[Data in this exercise]

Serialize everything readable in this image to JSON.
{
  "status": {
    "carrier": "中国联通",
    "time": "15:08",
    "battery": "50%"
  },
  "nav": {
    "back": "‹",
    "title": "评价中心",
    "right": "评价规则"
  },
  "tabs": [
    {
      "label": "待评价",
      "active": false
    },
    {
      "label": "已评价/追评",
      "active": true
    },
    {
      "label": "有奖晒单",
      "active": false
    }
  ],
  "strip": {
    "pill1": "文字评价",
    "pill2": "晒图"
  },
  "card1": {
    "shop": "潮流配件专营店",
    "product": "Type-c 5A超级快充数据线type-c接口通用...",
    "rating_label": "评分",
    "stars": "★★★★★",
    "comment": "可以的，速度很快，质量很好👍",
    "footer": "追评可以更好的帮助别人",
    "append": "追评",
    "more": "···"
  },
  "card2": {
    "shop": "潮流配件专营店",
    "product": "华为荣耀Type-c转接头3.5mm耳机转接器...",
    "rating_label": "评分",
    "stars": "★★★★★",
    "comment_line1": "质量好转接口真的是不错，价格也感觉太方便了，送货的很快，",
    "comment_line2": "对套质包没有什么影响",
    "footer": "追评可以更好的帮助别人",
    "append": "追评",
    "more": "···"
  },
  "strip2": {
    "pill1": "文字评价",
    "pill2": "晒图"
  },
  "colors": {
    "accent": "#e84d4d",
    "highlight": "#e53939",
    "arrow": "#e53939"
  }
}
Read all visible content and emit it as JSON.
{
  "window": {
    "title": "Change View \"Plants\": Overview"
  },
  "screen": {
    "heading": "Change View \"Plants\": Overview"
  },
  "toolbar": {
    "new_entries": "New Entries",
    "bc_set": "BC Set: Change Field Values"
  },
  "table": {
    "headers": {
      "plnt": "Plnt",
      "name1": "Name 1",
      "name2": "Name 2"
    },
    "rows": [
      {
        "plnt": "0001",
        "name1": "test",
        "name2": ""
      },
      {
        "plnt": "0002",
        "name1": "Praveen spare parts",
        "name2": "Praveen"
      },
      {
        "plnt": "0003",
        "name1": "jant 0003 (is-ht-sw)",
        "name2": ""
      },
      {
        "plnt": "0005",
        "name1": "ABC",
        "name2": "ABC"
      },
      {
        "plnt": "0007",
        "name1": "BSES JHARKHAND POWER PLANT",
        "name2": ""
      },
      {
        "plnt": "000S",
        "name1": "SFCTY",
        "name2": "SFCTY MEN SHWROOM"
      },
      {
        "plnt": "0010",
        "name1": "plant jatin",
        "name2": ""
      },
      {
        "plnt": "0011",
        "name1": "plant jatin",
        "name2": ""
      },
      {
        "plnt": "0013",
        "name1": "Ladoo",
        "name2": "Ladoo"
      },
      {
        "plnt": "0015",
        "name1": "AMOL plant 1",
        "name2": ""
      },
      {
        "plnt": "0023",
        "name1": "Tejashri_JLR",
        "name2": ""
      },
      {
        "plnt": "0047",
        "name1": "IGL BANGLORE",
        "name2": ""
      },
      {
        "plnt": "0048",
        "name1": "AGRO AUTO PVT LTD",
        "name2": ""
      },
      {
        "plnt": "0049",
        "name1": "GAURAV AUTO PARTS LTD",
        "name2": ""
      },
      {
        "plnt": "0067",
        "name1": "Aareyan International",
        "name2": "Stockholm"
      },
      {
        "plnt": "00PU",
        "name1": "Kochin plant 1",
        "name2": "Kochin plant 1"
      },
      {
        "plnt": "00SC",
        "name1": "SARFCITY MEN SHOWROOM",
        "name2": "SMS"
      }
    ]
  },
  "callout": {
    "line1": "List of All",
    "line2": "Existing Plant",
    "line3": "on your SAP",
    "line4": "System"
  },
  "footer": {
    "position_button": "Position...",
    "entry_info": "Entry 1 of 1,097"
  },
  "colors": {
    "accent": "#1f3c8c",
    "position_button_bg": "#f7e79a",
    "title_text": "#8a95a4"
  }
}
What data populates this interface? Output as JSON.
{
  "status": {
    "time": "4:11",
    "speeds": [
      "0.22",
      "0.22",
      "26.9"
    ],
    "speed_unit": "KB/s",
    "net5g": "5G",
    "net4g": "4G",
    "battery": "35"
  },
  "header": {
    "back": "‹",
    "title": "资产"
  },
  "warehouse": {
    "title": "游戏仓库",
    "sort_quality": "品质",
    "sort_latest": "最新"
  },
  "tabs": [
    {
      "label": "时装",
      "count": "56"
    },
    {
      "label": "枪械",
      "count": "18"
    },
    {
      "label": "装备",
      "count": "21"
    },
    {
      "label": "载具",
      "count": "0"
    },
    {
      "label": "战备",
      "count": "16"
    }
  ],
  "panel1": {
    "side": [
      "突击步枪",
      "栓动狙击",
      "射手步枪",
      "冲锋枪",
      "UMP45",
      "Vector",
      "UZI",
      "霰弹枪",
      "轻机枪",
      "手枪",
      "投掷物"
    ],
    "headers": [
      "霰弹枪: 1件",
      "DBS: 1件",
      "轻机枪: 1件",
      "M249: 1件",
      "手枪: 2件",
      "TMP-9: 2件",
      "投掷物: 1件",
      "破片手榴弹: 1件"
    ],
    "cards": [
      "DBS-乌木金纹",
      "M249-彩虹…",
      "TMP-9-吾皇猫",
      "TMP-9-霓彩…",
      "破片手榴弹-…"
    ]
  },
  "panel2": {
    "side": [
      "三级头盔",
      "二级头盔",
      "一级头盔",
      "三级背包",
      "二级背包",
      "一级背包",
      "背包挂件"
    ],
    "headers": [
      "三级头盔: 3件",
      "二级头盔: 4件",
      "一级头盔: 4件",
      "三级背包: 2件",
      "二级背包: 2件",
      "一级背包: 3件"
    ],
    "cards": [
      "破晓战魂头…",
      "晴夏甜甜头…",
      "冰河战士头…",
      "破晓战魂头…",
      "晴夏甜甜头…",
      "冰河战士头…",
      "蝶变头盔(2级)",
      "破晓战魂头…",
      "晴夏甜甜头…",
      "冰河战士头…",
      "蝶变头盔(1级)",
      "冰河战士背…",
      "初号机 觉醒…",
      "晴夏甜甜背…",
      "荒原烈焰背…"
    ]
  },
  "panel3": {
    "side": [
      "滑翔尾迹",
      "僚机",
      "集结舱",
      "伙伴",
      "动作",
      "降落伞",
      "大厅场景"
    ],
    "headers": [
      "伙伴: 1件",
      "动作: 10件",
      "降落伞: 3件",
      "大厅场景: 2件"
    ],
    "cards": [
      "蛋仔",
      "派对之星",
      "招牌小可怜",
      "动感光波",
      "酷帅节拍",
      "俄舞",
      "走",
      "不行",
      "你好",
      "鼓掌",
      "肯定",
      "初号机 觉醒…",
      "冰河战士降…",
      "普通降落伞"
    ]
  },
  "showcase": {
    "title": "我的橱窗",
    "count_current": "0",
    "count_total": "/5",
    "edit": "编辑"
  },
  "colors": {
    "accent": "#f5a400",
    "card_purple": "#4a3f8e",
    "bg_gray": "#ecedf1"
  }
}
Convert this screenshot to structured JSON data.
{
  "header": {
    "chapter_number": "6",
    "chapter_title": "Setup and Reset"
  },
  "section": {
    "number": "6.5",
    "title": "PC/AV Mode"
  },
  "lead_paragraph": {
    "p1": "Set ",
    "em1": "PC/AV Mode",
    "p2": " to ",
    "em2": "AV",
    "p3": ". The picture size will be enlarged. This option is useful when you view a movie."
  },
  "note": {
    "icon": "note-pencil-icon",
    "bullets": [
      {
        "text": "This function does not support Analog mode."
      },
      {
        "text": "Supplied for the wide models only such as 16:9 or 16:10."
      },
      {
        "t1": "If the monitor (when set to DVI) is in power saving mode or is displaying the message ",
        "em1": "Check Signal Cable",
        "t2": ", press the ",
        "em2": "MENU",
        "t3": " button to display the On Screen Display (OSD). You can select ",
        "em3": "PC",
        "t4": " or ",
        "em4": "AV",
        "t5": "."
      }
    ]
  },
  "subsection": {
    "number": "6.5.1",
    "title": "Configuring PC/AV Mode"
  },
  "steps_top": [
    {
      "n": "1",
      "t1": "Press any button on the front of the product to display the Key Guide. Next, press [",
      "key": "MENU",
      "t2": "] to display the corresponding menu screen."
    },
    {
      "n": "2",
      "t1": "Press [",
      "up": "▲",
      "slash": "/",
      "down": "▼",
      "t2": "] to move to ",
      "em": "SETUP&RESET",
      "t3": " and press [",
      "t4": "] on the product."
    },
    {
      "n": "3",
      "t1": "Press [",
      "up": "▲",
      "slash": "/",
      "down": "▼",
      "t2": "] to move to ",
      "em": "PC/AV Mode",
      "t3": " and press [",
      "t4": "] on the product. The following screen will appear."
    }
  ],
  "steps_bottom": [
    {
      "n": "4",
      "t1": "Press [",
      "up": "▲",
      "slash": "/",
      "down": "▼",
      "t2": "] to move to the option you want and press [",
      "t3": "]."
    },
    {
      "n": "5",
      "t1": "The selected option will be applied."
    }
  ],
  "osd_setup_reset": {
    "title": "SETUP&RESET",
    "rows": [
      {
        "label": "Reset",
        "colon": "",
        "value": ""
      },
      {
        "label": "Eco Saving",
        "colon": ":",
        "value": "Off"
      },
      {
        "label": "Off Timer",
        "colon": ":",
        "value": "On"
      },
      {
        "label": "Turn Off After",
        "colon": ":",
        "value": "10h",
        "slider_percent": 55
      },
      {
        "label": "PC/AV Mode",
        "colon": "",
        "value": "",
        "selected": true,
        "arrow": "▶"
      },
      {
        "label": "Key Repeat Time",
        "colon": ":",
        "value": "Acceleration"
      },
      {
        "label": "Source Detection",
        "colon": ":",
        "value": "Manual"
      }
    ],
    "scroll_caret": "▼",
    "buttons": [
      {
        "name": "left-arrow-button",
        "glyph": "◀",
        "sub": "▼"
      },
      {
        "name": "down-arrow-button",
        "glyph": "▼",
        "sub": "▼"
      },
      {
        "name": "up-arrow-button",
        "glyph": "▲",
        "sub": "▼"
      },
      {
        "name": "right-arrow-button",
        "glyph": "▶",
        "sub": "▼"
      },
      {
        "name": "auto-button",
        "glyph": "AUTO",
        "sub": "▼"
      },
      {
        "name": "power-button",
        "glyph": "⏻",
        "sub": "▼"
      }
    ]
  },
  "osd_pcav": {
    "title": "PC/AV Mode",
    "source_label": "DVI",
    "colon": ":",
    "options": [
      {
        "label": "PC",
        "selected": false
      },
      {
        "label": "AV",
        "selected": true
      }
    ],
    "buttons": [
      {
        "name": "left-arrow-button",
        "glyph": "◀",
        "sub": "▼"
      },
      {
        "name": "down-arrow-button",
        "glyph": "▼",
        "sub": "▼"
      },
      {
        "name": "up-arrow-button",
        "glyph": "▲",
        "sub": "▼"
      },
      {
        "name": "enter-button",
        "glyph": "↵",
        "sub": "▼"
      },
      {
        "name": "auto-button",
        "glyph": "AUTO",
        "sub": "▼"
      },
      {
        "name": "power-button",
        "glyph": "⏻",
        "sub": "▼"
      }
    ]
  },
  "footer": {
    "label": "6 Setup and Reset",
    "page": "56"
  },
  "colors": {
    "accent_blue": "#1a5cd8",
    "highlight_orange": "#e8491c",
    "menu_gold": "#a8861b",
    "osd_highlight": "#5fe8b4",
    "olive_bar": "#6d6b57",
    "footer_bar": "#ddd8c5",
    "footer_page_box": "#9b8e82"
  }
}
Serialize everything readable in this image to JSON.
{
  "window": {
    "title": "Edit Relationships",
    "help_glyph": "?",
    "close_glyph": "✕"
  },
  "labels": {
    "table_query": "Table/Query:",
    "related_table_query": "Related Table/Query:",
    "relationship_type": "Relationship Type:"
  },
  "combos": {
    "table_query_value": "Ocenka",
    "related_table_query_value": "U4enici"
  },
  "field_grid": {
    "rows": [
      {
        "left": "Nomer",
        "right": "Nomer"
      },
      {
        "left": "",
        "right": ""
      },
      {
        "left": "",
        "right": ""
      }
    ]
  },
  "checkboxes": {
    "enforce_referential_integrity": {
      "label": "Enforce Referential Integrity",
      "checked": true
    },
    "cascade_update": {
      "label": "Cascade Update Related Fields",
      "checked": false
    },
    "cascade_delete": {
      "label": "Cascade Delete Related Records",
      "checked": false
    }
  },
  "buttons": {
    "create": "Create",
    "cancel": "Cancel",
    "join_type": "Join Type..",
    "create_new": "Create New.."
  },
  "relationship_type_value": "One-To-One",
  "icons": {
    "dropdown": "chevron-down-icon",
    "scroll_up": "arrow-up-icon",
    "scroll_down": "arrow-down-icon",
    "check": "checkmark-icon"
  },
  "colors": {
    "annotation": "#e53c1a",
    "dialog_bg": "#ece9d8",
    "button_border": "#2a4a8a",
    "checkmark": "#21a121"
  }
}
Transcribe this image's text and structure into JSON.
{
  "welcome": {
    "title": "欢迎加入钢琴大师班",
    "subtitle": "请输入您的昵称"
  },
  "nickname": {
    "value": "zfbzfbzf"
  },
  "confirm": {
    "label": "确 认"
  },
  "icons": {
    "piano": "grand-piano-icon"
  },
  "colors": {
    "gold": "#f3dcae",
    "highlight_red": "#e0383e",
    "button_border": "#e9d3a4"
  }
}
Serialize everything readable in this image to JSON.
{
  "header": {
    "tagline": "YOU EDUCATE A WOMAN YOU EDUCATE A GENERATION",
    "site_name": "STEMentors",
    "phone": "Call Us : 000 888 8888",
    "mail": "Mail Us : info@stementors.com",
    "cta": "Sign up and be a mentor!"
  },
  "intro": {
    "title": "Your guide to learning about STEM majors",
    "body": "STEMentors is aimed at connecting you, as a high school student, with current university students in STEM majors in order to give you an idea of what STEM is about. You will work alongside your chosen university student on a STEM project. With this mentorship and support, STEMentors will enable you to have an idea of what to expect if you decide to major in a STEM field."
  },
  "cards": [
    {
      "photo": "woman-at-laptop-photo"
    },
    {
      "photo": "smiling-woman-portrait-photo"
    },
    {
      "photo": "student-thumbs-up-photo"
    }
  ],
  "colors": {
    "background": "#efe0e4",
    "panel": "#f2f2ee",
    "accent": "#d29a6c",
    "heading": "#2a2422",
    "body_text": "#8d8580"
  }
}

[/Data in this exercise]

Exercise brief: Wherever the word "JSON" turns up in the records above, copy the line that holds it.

Answer to the exercise:
Serialize everything readable in this image to JSON.
Read all visible content and emit it as JSON.
What data populates this interface? Output as JSON.
Convert this screenshot to structured JSON data.
Serialize everything readable in this image to JSON.
Transcribe this image's text and structure into JSON.
Serialize everything readable in this image to JSON.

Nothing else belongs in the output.